Remember who you are
Cam Hill | March, 2022
Growing up, my brothers and I heard a common phrase in our home: “You’re a Hill. Act like it.” This reminder was my dad’s way of calling us to something higher. Sometimes it was a call away from passivity into intentionality. Other times, it was spoken out of a sense of frustration because we were acting like knuckleheads. In either case, the strategy was the same: my dad was recalibrating the way we saw ourselves in order to change the way we were behaving. And truthfully, it was very effective!
That familiar phrase was like a dog whistle to my soul, disrupting the cycle of destructive behavior I was caught in by appealing to my self-worth (a self-worth being dishonored by my destructive behavior). Rather than instilling a sense of shame over my behavior, it elevated what was true about my identity with a call to live more authentically in line with that. It was my dad’s way of saying, “Remember who you are … and act accordingly.”
I think my dad was on to something. All lasting life change begins with an appeal to the soul. I think this is why Jesus said we must be “born again.” We need more than instructions if we’re going to live like Jesus. We need a new last name. When you become God’s child, He can look at you and say, “Remember who you are… and act accordingly.” Identity precedes action.
The problem is, the enemy uses the same strategy – except the devil’s a liar. His lies are subtle – like whispers to your soul. The enemy says, “You are what you’ve done.” Like our heavenly Father, he appeals to our identity. The difference lies in the fact that the devil tries to define us by our behavior. That’s how we get stuck. Cycles of sin are set in motion when we do what is wrong and then define ourselves by that wrongdoing. We end up repeating that behavior because we believe the lie that we are the type of person who does that sort of thing.
The enemy loves to say things like:
You’re a liar … act accordingly.
You’re a failure … act accordingly.
You’re a criminal … act accordingly.
We’ve all been there.
Slavery to sin begins with an identity rooted in a lie.
Freedom from sin begins with an identity rooted in the love of God.
So here’s my question: Why are we so quick to define a person by the worst thing they’ve ever done? I’m speaking specifically of the ways we define formerly incarcerated people. When someone commits a sinful act, we rightly call them to repentance so they can be restored. We don’t define them by that act. But when someone commits a crime against the state, we call them to repentance, punish them, and then ask them to check a box every time they apply for a job (or housing, public benefits, insurance, loans, and other services). In essence, we identify someone as a convict and demand they act like a citizen. We haunt someone with their past and demand they live into a different future. If identity precedes actions, then we’re doing a damn good job of keeping returning citizens stuck in cycles of destructive behavior.

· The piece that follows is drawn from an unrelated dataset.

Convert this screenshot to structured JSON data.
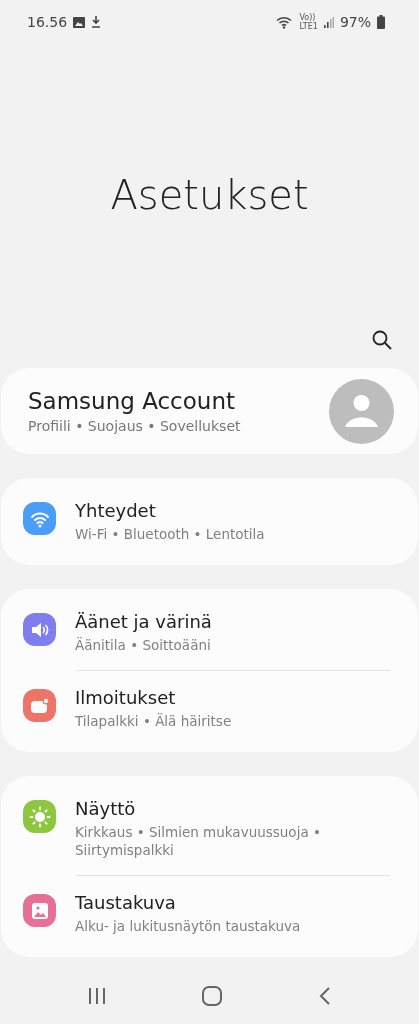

Forgive me for being so bold, but I believe that every time we make an “ex-convict” check that box that identifies them as a felon, we partner with the devil, adding our voice to his and whispering together, “You are what you’ve done.” The lie that reverberates in their soul is the all-to-common, “Remember, you’re a criminal … act accordingly.”
If it seems like we’re letting people off too easily or not taking their past crimes seriously enough, remember that our identity in Christ was secured by the costly grace of God. The identity that empowers our obedience wasn’t earned or deserved. It was given to us despite our sin, and while it was free to us, it cost God everything. Grace is a radical thing. That’s what makes it powerful. Obedience is the fruit of a secured identity, and our identity is afforded by grace.
My appeal is that we take what we know about the Gospel and apply it to every area of life. If it seems too radical to extend grace towards those who have committed crimes against the state, then I would suggest we haven’t taken seriously enough the crimes we’ve all committed against the most high God.
Renewed behavior springs from renewed identities. And renewed identities come through grace. Period. If we want to see cycles broken and people restored, it’s time we take a closer look at grace.